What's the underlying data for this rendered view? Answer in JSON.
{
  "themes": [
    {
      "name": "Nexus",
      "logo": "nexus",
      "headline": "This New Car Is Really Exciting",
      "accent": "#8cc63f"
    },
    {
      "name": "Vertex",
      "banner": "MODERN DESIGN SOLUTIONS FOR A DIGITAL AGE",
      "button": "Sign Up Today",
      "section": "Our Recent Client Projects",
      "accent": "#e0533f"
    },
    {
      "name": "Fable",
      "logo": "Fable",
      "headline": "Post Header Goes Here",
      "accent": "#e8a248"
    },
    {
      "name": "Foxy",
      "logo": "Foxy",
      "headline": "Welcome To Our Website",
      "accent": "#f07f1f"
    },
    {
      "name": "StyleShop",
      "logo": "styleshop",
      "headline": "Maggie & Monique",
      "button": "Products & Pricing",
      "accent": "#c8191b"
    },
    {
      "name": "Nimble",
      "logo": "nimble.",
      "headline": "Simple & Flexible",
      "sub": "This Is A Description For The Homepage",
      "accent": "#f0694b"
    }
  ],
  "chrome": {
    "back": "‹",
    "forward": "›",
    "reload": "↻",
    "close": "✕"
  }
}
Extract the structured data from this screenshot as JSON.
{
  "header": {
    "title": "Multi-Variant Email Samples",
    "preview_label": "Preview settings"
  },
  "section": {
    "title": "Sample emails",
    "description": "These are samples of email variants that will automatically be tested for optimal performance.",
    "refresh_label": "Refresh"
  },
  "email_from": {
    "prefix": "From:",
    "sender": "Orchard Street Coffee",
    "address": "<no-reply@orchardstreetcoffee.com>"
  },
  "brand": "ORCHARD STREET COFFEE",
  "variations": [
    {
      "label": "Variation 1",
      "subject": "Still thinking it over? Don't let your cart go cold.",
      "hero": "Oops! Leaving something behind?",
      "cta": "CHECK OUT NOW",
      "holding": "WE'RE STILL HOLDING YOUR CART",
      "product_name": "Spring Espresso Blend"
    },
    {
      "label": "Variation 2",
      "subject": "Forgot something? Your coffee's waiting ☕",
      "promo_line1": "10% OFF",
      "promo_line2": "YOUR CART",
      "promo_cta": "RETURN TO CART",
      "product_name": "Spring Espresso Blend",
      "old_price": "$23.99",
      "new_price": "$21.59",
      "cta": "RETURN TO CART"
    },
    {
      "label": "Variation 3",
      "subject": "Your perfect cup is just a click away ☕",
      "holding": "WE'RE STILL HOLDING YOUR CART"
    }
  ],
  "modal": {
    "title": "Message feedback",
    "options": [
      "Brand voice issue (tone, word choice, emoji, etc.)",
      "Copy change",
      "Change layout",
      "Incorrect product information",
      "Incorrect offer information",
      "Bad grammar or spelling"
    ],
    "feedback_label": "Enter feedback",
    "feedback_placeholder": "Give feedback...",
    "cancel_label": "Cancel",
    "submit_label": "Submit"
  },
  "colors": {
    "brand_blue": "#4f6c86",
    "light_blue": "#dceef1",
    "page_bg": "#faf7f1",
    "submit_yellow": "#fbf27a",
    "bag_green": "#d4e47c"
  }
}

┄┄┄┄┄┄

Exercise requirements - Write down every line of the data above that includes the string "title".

Exercise output -
    "title": "Multi-Variant Email Samples",
    "title": "Sample emails",
    "title": "Message feedback",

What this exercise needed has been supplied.